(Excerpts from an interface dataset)
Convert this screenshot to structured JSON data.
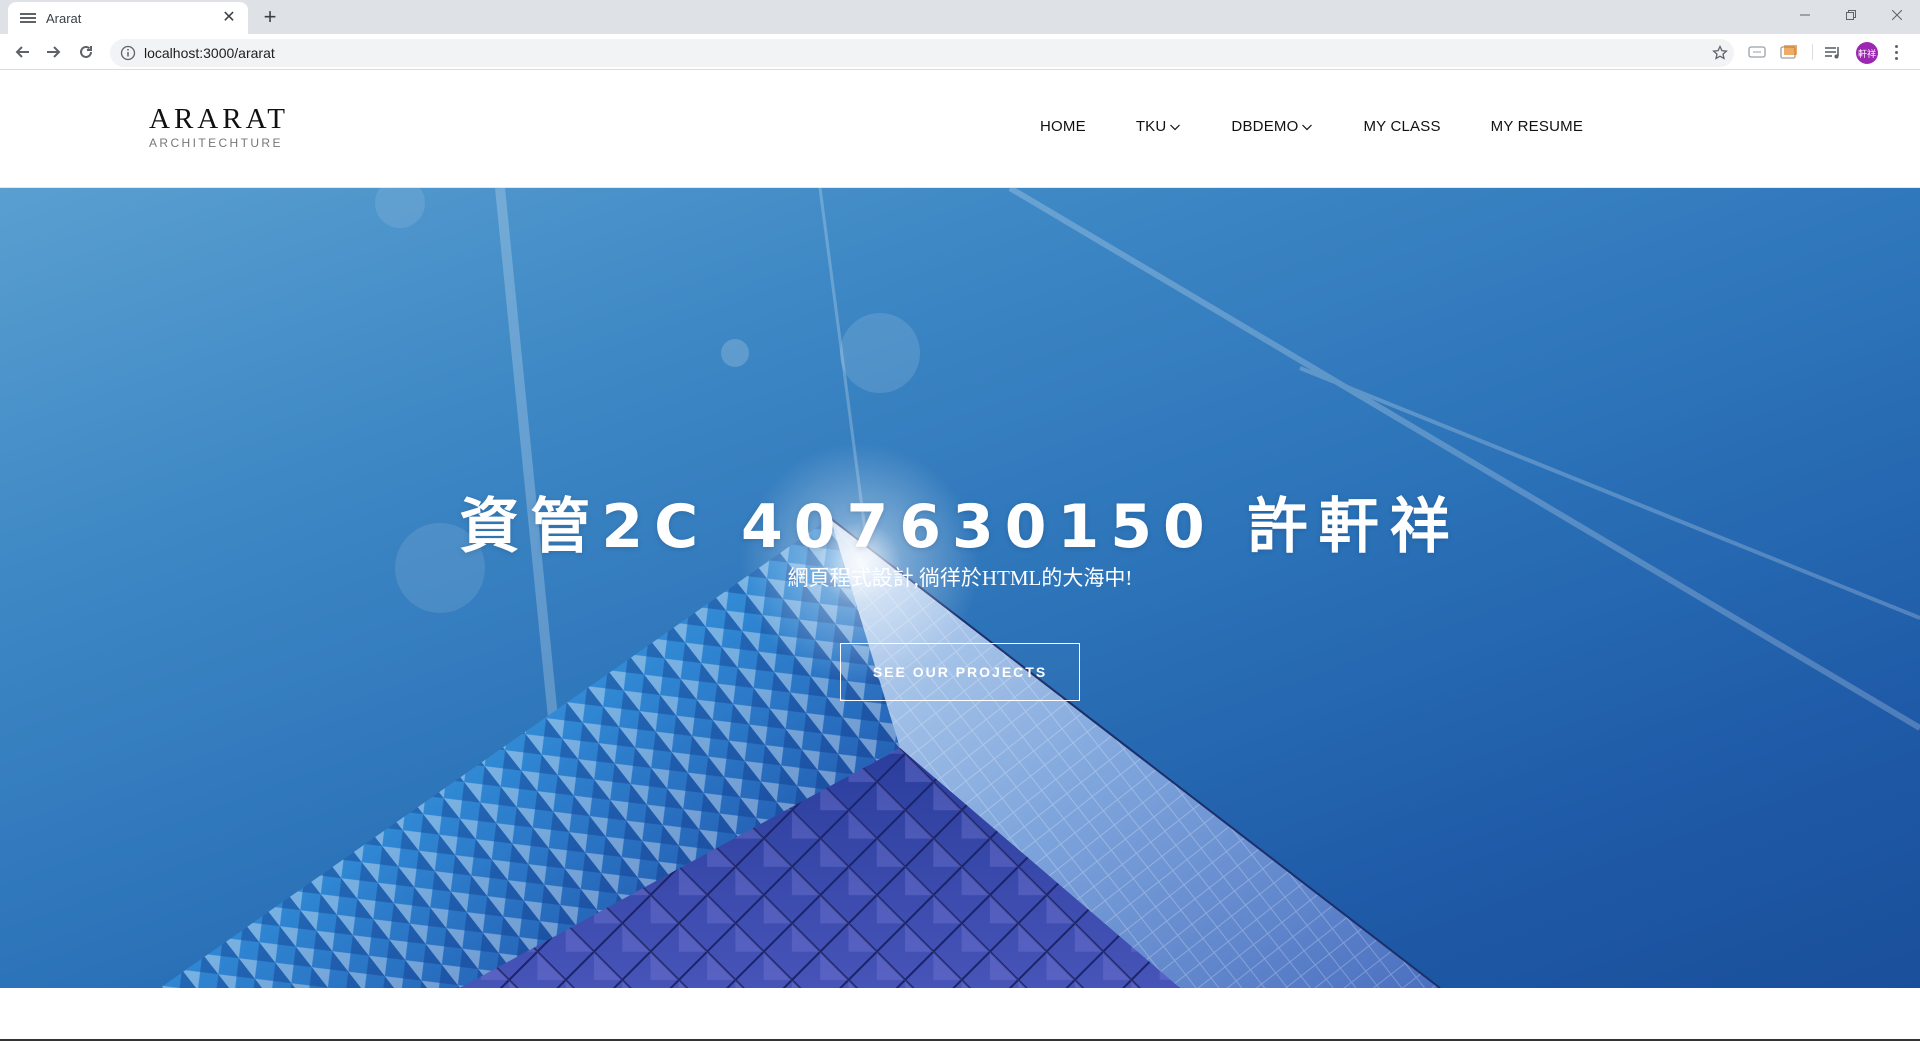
{
  "browser": {
    "tab_title": "Ararat",
    "url": "localhost:3000/ararat",
    "profile_label": "軒祥"
  },
  "site": {
    "brand": {
      "name": "ARARAT",
      "subtitle": "ARCHITECHTURE"
    },
    "nav": {
      "items": [
        {
          "label": "HOME",
          "dropdown": false
        },
        {
          "label": "TKU",
          "dropdown": true
        },
        {
          "label": "DBDEMO",
          "dropdown": true
        },
        {
          "label": "MY CLASS",
          "dropdown": false
        },
        {
          "label": "MY RESUME",
          "dropdown": false
        }
      ]
    },
    "hero": {
      "title": "資管2C 407630150 許軒祥",
      "subtitle": "網頁程式設計,徜徉於HTML的大海中!",
      "button_label": "SEE OUR PROJECTS"
    }
  },
  "colors": {
    "sky_top": "#5a9fd0",
    "sky_bottom": "#1a4f9b",
    "avatar": "#9c27b0"
  }
}
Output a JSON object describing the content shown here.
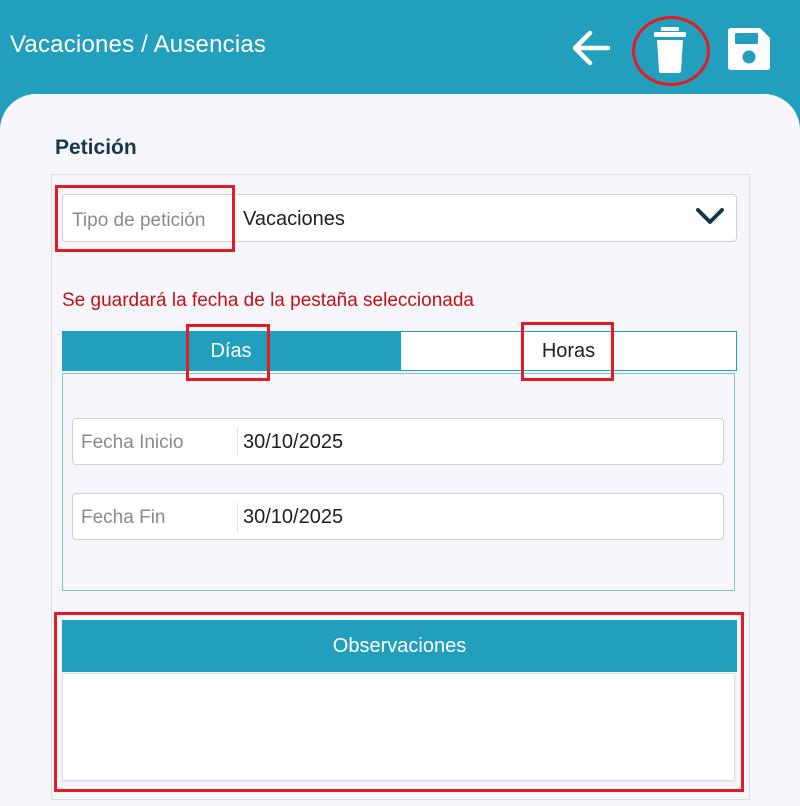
{
  "header": {
    "title": "Vacaciones / Ausencias",
    "back_icon": "arrow-left-icon",
    "delete_icon": "trash-icon",
    "save_icon": "floppy-disk-icon"
  },
  "form": {
    "section_title": "Petición",
    "request_type": {
      "label": "Tipo de petición",
      "value": "Vacaciones",
      "icon": "chevron-down-icon"
    },
    "notice": "Se guardará la fecha de la pestaña seleccionada",
    "tabs": [
      {
        "label": "Días",
        "selected": true
      },
      {
        "label": "Horas",
        "selected": false
      }
    ],
    "dates": {
      "start": {
        "label": "Fecha Inicio",
        "value": "30/10/2025"
      },
      "end": {
        "label": "Fecha Fin",
        "value": "30/10/2025"
      }
    },
    "observations": {
      "label": "Observaciones",
      "value": ""
    }
  },
  "colors": {
    "primary": "#229fbd",
    "sheet_background": "#f7f6fc",
    "notice_text": "#c21212",
    "highlight": "#e31b23",
    "section_title": "#17384a"
  }
}
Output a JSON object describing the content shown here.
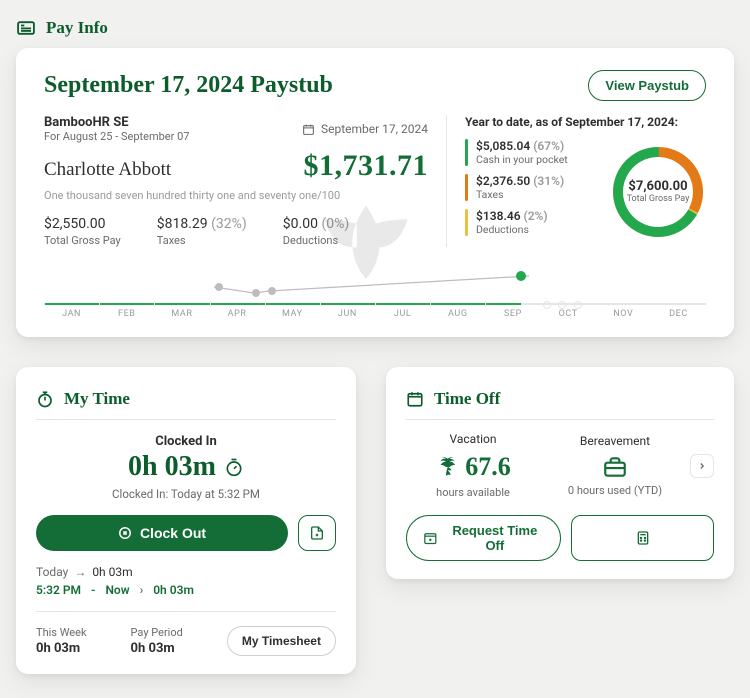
{
  "payinfo": {
    "section": "Pay Info",
    "title": "September 17, 2024 Paystub",
    "view_btn": "View Paystub",
    "company": "BambooHR SE",
    "period": "For August 25 - September 07",
    "date": "September 17, 2024",
    "employee": "Charlotte Abbott",
    "net": "$1,731.71",
    "words": "One thousand seven hundred thirty one and seventy one/100",
    "stats": [
      {
        "value": "$2,550.00",
        "pct": "",
        "label": "Total Gross Pay"
      },
      {
        "value": "$818.29",
        "pct": "(32%)",
        "label": "Taxes"
      },
      {
        "value": "$0.00",
        "pct": "(0%)",
        "label": "Deductions"
      }
    ],
    "ytd": {
      "title": "Year to date, as of September 17, 2024:",
      "items": [
        {
          "color": "#23a84e",
          "value": "$5,085.04",
          "pct": "(67%)",
          "label": "Cash in your pocket"
        },
        {
          "color": "#e27a18",
          "value": "$2,376.50",
          "pct": "(31%)",
          "label": "Taxes"
        },
        {
          "color": "#e8c23a",
          "value": "$138.46",
          "pct": "(2%)",
          "label": "Deductions"
        }
      ],
      "total": "$7,600.00",
      "total_label": "Total Gross Pay"
    },
    "months": [
      "JAN",
      "FEB",
      "MAR",
      "APR",
      "MAY",
      "JUN",
      "JUL",
      "AUG",
      "SEP",
      "OCT",
      "NOV",
      "DEC"
    ]
  },
  "mytime": {
    "section": "My Time",
    "status": "Clocked In",
    "elapsed": "0h 03m",
    "since": "Clocked In: Today at 5:32 PM",
    "clockout": "Clock Out",
    "today_label": "Today",
    "today_total": "0h 03m",
    "entry_start": "5:32 PM",
    "entry_dash": "-",
    "entry_end": "Now",
    "entry_dur": "0h 03m",
    "week_label": "This Week",
    "week_val": "0h 03m",
    "period_label": "Pay Period",
    "period_val": "0h 03m",
    "timesheet_btn": "My Timesheet"
  },
  "timeoff": {
    "section": "Time Off",
    "cats": [
      {
        "name": "Vacation",
        "value": "67.6",
        "foot": "hours available"
      },
      {
        "name": "Bereavement",
        "value": "",
        "foot": "0 hours used (YTD)"
      }
    ],
    "request_btn": "Request Time Off"
  }
}
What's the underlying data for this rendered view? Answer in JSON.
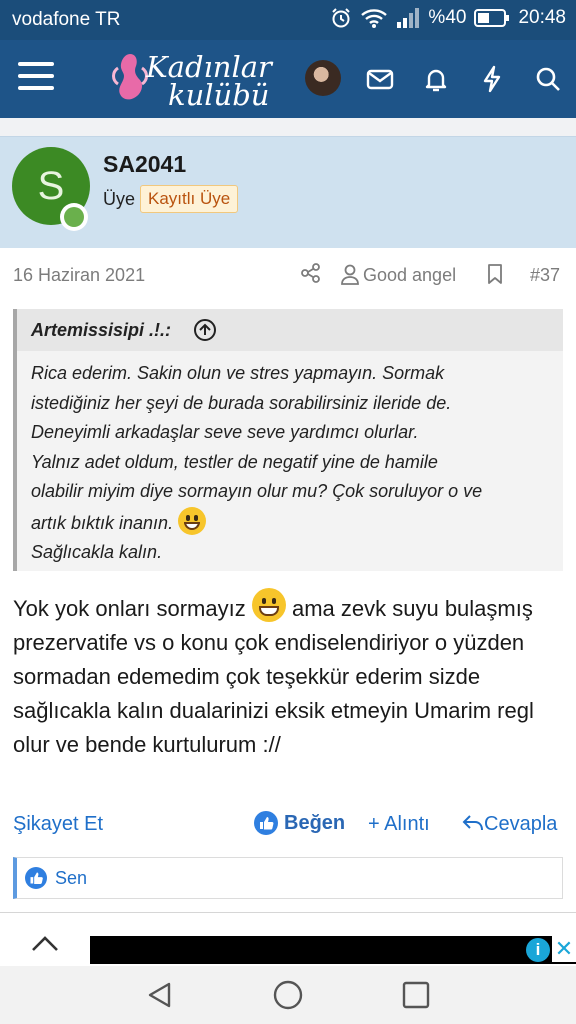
{
  "statusbar": {
    "carrier": "vodafone TR",
    "battery": "%40",
    "time": "20:48"
  },
  "appbar": {
    "logo_line1": "Kadınlar",
    "logo_line2": "kulübü"
  },
  "post": {
    "username": "SA2041",
    "avatar_letter": "S",
    "role": "Üye",
    "badge": "Kayıtlı Üye",
    "date": "16 Haziran 2021",
    "reacted_user": "Good angel",
    "post_number": "#37",
    "quote": {
      "author": "Artemissisipi .!.:",
      "lines": [
        "Rica ederim. Sakin olun ve stres yapmayın. Sormak",
        "istediğiniz her şeyi de burada sorabilirsiniz ileride de.",
        "Deneyimli arkadaşlar seve seve yardımcı olurlar.",
        "Yalnız adet oldum, testler de negatif yine de hamile",
        "olabilir miyim diye sormayın olur mu? Çok soruluyor o ve",
        "artık bıktık inanın.",
        "Sağlıcakla kalın."
      ]
    },
    "body_part1": "Yok yok onları sormayız",
    "body_part2": "ama zevk suyu bulaşmış prezervatife vs o konu çok endiselendiriyor o yüzden sormadan edemedim çok teşekkür ederim sizde sağlıcakla kalın dualarinizi eksik etmeyin Umarim regl olur ve bende kurtulurum ://",
    "actions": {
      "report": "Şikayet Et",
      "like": "Beğen",
      "quote": "+ Alıntı",
      "reply": "Cevapla"
    },
    "likes": "Sen"
  },
  "colors": {
    "appbar": "#1e5488",
    "user_panel": "#cfe1ef",
    "link": "#1f6fc9",
    "badge_text": "#b9530f"
  }
}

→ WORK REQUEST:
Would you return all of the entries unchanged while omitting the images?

→ COMPLETED TASK:
Convert this screenshot to structured JSON data.
{
  "browser": {
    "tab_title": "Ararat",
    "url": "localhost:3000/ararat",
    "profile_label": "軒祥"
  },
  "site": {
    "brand": {
      "name": "ARARAT",
      "subtitle": "ARCHITECHTURE"
    },
    "nav": {
      "items": [
        {
          "label": "HOME",
          "dropdown": false
        },
        {
          "label": "TKU",
          "dropdown": true
        },
        {
          "label": "DBDEMO",
          "dropdown": true
        },
        {
          "label": "MY CLASS",
          "dropdown": false
        },
        {
          "label": "MY RESUME",
          "dropdown": false
        }
      ]
    },
    "hero": {
      "title": "資管2C 407630150 許軒祥",
      "subtitle": "網頁程式設計,徜徉於HTML的大海中!",
      "button_label": "SEE OUR PROJECTS"
    }
  },
  "colors": {
    "sky_top": "#5a9fd0",
    "sky_bottom": "#1a4f9b",
    "avatar": "#9c27b0"
  }
}
Output a JSON object describing the content shown here.
{
  "header": {
    "title": "Vacaciones / Ausencias",
    "back_icon": "arrow-left-icon",
    "delete_icon": "trash-icon",
    "save_icon": "floppy-disk-icon"
  },
  "form": {
    "section_title": "Petición",
    "request_type": {
      "label": "Tipo de petición",
      "value": "Vacaciones",
      "icon": "chevron-down-icon"
    },
    "notice": "Se guardará la fecha de la pestaña seleccionada",
    "tabs": [
      {
        "label": "Días",
        "selected": true
      },
      {
        "label": "Horas",
        "selected": false
      }
    ],
    "dates": {
      "start": {
        "label": "Fecha Inicio",
        "value": "30/10/2025"
      },
      "end": {
        "label": "Fecha Fin",
        "value": "30/10/2025"
      }
    },
    "observations": {
      "label": "Observaciones",
      "value": ""
    }
  },
  "colors": {
    "primary": "#229fbd",
    "sheet_background": "#f7f6fc",
    "notice_text": "#c21212",
    "highlight": "#e31b23",
    "section_title": "#17384a"
  }
}
Output a JSON object describing the content shown here.
{
  "payinfo": {
    "section": "Pay Info",
    "title": "September 17, 2024 Paystub",
    "view_btn": "View Paystub",
    "company": "BambooHR SE",
    "period": "For August 25 - September 07",
    "date": "September 17, 2024",
    "employee": "Charlotte Abbott",
    "net": "$1,731.71",
    "words": "One thousand seven hundred thirty one and seventy one/100",
    "stats": [
      {
        "value": "$2,550.00",
        "pct": "",
        "label": "Total Gross Pay"
      },
      {
        "value": "$818.29",
        "pct": "(32%)",
        "label": "Taxes"
      },
      {
        "value": "$0.00",
        "pct": "(0%)",
        "label": "Deductions"
      }
    ],
    "ytd": {
      "title": "Year to date, as of September 17, 2024:",
      "items": [
        {
          "color": "#23a84e",
          "value": "$5,085.04",
          "pct": "(67%)",
          "label": "Cash in your pocket"
        },
        {
          "color": "#e27a18",
          "value": "$2,376.50",
          "pct": "(31%)",
          "label": "Taxes"
        },
        {
          "color": "#e8c23a",
          "value": "$138.46",
          "pct": "(2%)",
          "label": "Deductions"
        }
      ],
      "total": "$7,600.00",
      "total_label": "Total Gross Pay"
    },
    "months": [
      "JAN",
      "FEB",
      "MAR",
      "APR",
      "MAY",
      "JUN",
      "JUL",
      "AUG",
      "SEP",
      "OCT",
      "NOV",
      "DEC"
    ]
  },
  "mytime": {
    "section": "My Time",
    "status": "Clocked In",
    "elapsed": "0h 03m",
    "since": "Clocked In: Today at 5:32 PM",
    "clockout": "Clock Out",
    "today_label": "Today",
    "today_total": "0h 03m",
    "entry_start": "5:32 PM",
    "entry_dash": "-",
    "entry_end": "Now",
    "entry_dur": "0h 03m",
    "week_label": "This Week",
    "week_val": "0h 03m",
    "period_label": "Pay Period",
    "period_val": "0h 03m",
    "timesheet_btn": "My Timesheet"
  },
  "timeoff": {
    "section": "Time Off",
    "cats": [
      {
        "name": "Vacation",
        "value": "67.6",
        "foot": "hours available"
      },
      {
        "name": "Bereavement",
        "value": "",
        "foot": "0 hours used (YTD)"
      }
    ],
    "request_btn": "Request Time Off"
  }
}
What's the underlying data for this rendered view? Answer in JSON.
{
  "statusbar": {
    "carrier": "vodafone TR",
    "battery": "%40",
    "time": "20:48"
  },
  "appbar": {
    "logo_line1": "Kadınlar",
    "logo_line2": "kulübü"
  },
  "post": {
    "username": "SA2041",
    "avatar_letter": "S",
    "role": "Üye",
    "badge": "Kayıtlı Üye",
    "date": "16 Haziran 2021",
    "reacted_user": "Good angel",
    "post_number": "#37",
    "quote": {
      "author": "Artemissisipi .!.:",
      "lines": [
        "Rica ederim. Sakin olun ve stres yapmayın. Sormak",
        "istediğiniz her şeyi de burada sorabilirsiniz ileride de.",
        "Deneyimli arkadaşlar seve seve yardımcı olurlar.",
        "Yalnız adet oldum, testler de negatif yine de hamile",
        "olabilir miyim diye sormayın olur mu? Çok soruluyor o ve",
        "artık bıktık inanın.",
        "Sağlıcakla kalın."
      ]
    },
    "body_part1": "Yok yok onları sormayız",
    "body_part2": "ama zevk suyu bulaşmış prezervatife vs o konu çok endiselendiriyor o yüzden sormadan edemedim çok teşekkür ederim sizde sağlıcakla kalın dualarinizi eksik etmeyin Umarim regl olur ve bende kurtulurum ://",
    "actions": {
      "report": "Şikayet Et",
      "like": "Beğen",
      "quote": "+ Alıntı",
      "reply": "Cevapla"
    },
    "likes": "Sen"
  },
  "colors": {
    "appbar": "#1e5488",
    "user_panel": "#cfe1ef",
    "link": "#1f6fc9",
    "badge_text": "#b9530f"
  }
}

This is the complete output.